4. Let yourself be sad — but stay hopeful. “I don’t mean this to be Pollyanna! I allow myself the grief,” Harper told Today‘s Savannah Guthrie, when asked if she ever felt sad. “What I’m saying is keep your consciousness, your thoughts open to infinite possibility and keep yourself open to miracles.”
5. Don’t give in to despair when there’s more pasta to eat. When Harper first heard her diagnosis, she said on The Doctors, “I broke down. I absolutely sobbed. I let myself do it. Then I said, ‘Okay, you’ve been the drama queen. Now get over it and make the pasta.'”
6. Deal with your battles in the way that makes sense to you. When one of the Doctors asked Harper why she was spending her final days on a press tour, she responded, “Dr. Travis, this is not for everyone. This is my way of dealing with it.”
7. Don’t live in denial. “I’m trouble,” Harper admitted in a video message for People, “but when the smoke clears, I’ll be standing. Until I’m not. And I’m ready for that, too.”
8. Don’t forget to live just because you’re dying. “‘Incurable’ is a tough word. A lot of people were calling — ‘Can I come by the house?’ ‘Are you in a wheel chair?’ — because they hear it as this death sentence,” Harper said on Today. “Which it may be. But I’m not dying until I do. I promise I won’t.”
9. Never be afraid of what’s next. “I don’t know what’s ahead, but I’m ready for it. Onward!” Harper told fans in her People message. “I love you. And know that I’m okay. I am okay on this venture.”
10. Keep your loved ones close. Harper says she’ll be spending her final months with her husband and daughter while she undergoes treatments to try and slow the progress of her disease. “My doctor said it’s incurable — so far,” Harper said on GMA. “And I love that possibility. We all need to live in infinite possibility.”
In addition to her inspiring words, Harper is taking this opportunity to campaign for universal health care. “Health care for all! I mean, I’m lucky: I have my union, I have the greatest husband in the world, and the wonderful Cedars Sinai hospital,” she told People, “and that should be for everybody. It shouldn’t just be for me.”

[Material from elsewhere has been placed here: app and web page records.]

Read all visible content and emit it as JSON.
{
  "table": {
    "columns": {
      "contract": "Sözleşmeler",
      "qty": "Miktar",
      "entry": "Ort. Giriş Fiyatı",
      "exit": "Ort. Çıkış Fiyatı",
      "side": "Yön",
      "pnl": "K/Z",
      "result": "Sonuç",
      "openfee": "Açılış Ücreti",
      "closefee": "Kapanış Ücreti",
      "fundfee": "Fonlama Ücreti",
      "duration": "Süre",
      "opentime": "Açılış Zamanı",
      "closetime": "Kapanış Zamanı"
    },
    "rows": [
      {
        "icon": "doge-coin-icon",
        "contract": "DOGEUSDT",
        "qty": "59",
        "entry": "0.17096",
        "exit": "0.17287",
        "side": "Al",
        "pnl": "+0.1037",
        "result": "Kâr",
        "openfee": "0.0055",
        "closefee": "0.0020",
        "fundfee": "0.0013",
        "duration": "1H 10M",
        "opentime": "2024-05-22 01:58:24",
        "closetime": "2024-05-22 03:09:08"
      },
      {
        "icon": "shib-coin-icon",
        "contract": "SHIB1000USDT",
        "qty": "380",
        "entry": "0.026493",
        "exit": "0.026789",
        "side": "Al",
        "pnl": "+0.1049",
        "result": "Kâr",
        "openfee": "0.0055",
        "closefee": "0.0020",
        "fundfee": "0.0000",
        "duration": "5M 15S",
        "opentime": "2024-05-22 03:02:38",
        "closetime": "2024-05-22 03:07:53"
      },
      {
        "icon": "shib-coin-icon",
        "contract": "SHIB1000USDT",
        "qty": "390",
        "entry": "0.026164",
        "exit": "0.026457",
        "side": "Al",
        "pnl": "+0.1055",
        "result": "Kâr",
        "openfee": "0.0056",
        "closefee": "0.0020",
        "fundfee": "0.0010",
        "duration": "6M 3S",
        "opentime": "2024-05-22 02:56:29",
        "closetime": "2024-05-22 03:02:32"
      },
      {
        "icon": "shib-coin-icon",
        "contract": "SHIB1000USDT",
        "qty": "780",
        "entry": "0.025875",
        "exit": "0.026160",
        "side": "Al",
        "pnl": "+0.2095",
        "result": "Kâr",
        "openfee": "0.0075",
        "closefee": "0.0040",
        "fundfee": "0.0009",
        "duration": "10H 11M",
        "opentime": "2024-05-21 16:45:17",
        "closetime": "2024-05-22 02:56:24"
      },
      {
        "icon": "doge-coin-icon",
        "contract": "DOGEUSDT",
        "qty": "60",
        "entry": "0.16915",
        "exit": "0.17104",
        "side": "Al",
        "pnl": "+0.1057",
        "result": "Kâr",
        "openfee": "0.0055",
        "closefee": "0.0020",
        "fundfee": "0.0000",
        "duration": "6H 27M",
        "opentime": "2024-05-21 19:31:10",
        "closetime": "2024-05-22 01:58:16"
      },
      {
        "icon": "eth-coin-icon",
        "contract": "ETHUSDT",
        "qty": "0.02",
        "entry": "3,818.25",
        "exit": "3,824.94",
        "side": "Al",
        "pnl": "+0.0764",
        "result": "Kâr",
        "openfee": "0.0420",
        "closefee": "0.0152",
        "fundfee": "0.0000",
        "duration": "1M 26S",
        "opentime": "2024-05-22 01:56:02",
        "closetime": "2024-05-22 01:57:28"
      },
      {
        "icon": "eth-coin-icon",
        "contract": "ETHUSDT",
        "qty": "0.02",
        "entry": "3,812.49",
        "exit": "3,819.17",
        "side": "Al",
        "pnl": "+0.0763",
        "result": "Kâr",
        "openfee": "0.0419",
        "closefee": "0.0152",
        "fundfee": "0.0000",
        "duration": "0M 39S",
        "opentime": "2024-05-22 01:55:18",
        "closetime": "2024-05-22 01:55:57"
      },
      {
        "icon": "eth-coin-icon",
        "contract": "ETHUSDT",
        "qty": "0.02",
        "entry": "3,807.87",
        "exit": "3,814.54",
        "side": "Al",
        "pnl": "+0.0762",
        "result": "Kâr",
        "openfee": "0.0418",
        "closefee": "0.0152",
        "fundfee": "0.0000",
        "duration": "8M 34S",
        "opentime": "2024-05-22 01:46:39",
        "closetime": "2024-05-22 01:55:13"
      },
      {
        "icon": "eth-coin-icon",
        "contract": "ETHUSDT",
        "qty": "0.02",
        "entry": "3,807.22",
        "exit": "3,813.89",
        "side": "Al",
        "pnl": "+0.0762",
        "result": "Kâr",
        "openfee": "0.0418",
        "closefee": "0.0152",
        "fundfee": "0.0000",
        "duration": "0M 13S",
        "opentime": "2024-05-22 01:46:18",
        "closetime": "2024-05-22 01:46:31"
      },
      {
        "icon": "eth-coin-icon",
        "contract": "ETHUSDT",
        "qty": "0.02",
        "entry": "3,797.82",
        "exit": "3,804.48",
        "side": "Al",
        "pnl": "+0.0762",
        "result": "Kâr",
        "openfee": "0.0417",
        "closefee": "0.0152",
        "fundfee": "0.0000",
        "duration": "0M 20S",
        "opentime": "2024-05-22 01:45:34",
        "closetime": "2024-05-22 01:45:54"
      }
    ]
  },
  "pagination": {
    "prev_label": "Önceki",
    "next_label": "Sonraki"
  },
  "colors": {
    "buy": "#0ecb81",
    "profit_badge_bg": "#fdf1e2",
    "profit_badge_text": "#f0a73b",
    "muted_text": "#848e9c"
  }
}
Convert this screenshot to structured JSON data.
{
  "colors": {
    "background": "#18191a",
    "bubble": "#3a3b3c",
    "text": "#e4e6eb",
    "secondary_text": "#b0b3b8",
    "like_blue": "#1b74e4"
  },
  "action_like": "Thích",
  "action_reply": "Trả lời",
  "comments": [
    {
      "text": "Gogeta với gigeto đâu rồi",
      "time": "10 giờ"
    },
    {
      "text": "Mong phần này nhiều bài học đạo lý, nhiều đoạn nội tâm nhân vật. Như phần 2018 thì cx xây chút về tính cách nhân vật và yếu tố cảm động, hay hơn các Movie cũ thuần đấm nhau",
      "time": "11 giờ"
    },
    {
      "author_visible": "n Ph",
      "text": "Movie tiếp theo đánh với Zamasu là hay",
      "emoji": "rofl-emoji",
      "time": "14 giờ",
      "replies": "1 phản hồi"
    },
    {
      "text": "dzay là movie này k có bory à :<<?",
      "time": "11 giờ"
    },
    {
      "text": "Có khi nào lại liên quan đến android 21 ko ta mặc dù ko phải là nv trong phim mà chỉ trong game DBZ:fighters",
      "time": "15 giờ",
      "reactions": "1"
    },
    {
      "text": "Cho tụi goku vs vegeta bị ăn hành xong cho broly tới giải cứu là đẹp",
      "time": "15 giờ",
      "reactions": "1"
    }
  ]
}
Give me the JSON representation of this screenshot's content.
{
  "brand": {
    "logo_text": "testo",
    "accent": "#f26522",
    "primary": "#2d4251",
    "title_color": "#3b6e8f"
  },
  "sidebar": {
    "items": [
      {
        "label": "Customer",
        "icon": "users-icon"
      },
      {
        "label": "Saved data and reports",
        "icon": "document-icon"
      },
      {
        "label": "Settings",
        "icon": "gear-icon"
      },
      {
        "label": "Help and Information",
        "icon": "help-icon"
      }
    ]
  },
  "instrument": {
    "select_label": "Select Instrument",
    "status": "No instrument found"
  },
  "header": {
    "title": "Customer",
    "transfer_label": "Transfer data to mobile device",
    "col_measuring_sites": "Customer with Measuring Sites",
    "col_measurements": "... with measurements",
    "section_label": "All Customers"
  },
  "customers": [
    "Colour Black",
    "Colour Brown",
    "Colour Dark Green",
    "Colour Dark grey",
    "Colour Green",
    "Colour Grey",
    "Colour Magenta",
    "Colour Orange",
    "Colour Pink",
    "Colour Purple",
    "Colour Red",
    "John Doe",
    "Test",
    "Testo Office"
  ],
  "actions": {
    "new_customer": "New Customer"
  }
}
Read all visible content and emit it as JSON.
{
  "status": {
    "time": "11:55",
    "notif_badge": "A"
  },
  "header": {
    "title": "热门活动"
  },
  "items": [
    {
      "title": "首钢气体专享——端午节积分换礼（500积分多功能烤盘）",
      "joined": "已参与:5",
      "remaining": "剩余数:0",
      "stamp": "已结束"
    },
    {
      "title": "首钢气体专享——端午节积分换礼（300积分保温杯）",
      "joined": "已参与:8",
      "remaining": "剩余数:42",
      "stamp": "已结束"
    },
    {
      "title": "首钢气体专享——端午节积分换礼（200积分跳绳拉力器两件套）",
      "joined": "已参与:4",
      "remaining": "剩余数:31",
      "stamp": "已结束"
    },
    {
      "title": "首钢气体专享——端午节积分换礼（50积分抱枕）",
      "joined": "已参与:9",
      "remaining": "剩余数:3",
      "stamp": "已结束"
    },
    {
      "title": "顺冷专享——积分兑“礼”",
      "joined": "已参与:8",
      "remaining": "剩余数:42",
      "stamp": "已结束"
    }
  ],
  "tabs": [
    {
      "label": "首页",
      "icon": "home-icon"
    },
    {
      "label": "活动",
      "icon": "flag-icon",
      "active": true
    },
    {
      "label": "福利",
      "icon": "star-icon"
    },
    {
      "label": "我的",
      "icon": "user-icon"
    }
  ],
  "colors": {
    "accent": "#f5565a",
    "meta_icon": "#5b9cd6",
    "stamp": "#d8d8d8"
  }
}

On a forum for people with lung cancer, one poster wrote, “Rhoda was on [television] about her terminal cancer, what an interview God bless her and her family for those of us who saw this. This gave me strength and understanding of the diagnosis. Talk about lung cancer being the number 1 killer in the US, great stuff today.”
Harper’s message also moved people with metastatic breast cancer. “I found myself uplifted by the words of a woman with only three months to live,” wrote one participant on a board for people with Stage IV breast cancer. “She does not fear death, she is ready, but in the meantime, she will keep her friends and loved ones close and live her life. While we all know these words to be true, hearing them from someone most of us grew up laughing at and admiring really hit hard. I applaud her spirit and her bravery and I pray that her remaining days are everything she needs them to be, and that her passing will be peaceful.”